This seduction continues through dinner at the next inn where they stop at for the night. A favorite sequence is an eating scene between Finney and Mrs. Waters, who lustily eye each other, as they take part in a spicy, messy, banquet scene. This is a fun, erotic sequence. It is predictable that Tom is eventually worn down, but his proposed rendezvous is hilariously interrupted by surprise visit of a menagerie of unexpected people.
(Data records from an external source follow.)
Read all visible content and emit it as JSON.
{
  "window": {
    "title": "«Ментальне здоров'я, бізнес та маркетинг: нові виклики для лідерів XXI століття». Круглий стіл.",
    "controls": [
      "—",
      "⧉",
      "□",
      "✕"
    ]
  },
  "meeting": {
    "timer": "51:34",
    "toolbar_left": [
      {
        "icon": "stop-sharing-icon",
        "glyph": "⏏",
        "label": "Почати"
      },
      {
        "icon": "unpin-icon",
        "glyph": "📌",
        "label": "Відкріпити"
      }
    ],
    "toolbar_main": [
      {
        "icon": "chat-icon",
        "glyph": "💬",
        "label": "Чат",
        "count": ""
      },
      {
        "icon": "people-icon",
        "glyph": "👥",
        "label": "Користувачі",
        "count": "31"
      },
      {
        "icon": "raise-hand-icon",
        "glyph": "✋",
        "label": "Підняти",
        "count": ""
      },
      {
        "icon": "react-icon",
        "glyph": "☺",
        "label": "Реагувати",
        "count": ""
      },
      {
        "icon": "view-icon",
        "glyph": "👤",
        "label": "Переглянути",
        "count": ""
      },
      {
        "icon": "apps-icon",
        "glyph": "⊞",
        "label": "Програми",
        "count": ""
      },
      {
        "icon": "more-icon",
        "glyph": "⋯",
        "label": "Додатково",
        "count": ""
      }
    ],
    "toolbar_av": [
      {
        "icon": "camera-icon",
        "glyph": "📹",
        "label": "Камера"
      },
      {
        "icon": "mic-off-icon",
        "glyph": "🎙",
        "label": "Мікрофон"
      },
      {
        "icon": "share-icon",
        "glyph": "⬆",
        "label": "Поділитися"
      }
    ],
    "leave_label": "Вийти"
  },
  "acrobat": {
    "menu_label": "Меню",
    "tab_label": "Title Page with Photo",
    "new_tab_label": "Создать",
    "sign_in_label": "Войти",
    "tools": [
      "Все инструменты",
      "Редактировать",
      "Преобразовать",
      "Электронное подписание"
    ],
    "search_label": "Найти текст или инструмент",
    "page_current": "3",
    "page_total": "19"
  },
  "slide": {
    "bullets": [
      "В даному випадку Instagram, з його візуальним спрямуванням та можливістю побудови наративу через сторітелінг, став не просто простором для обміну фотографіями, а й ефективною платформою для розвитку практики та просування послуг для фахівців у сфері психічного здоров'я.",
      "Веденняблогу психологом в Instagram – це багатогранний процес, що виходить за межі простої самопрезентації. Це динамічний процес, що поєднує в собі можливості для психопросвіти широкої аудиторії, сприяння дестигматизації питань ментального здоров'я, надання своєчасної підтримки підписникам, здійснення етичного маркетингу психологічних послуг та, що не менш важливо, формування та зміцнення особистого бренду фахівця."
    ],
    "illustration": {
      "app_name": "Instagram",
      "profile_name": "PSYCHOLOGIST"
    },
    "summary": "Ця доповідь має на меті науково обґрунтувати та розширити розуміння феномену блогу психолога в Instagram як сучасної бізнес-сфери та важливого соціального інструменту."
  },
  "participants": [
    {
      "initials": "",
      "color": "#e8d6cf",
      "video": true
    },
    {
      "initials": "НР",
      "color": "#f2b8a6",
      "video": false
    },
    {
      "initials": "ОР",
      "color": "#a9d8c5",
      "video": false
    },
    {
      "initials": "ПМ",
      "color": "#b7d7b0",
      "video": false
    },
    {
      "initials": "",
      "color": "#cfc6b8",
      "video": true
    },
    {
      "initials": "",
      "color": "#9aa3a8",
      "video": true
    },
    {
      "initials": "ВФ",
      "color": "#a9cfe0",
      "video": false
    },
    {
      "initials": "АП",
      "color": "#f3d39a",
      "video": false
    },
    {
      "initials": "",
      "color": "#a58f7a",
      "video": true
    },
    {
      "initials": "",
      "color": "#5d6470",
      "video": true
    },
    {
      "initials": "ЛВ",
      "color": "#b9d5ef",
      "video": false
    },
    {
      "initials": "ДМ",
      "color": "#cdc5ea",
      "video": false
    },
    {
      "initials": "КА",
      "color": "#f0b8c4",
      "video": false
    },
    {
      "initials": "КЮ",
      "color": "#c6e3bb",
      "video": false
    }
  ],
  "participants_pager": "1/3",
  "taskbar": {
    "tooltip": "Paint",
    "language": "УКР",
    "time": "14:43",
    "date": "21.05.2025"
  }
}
And his adventures continue once he arrives at London. Troubles galore await Tom Jones, but how he wiggles out of each situation, nearly getting hanged in the process, makes a very entertaining story, that is very humorous, and pokes fun at the hypocracy of the upper class or establishment at the same time. Many who prided themselves as being superior, blue blood members of the upper-class, all have character flaws worse than Tom's weaknesses. Trials and tribulations can mold and change a man's way of thinking. Will Tom be able to change his ways because of the trouble it causes him? Will he ever be given the opportunity to win his true love and will his fortune change so he will be saved from an untimely death and retain his rightful place?
The film is a classic because of the lively performances, due to the wonderful cast of actors and actresses, brilliant screenplay, gifted direction, and the wonderful narration and production values. The film has great period sets, locations, and costumes. Fun, fun, fun! The marvelous musical score, by John Addison won an Oscar.
The fine, inspired and gifted direction was by the talented Tony Richardson, who won the Oscar for his efforts on "Tom Jones." Richardson had directed many stage plays, and found directing films another way to express his talents and gifts as a fine director.
This "ribald comic romp" of a screenplay by John Osborne, was based on the 18th century satirical novel, written by Henry Fielding, an early 18th century writer who specialized in writing works that poked fun at the hypocracy of his English society ("Lock Up Your Daughters" & "Joseph Andrews"). John Osborne also won the Oscar for the best screenplay, adapted from another source.
John Osborne and director Tony Richardson worked together, forming a film company with others, called Woodfall Films, at first making films out of Osborne's writings, notably "Look Back in Anger," and "The Entertainer," which originally had been plays, directed by Tony Richardson.
Albert Finney really shines in the title role as Tom Jones, the lovable, good-hearted rascal who through all his misadventures, learns the hard way what is important, and finds that his randy behavior has consequences that are not always easy to wiggle out of. Is it all worth it? What would be a more positive way to behave?
Susannah York is delightful as the sweet, gentle Sophie Western, who is attracted to Tom Jones, but is offended by his ungentlemanly behavior with women who tempt him, which doesn't make him good marriage material, unless he can commit himself to just one woman. Despite herself, she finds herself becoming more and more attracted to Tom Jones. When her father tries to force her to marry Blifil, she runs away to London.
Well loved character actor, Hugh Griffith, is perfect as the boisterous, overbearing Squire Western, Sophie's father who is determined that his daughter will marry well.
This film also provided Lynn Redgrave's film debut, as the memorable character, Susan at the Upton Inn.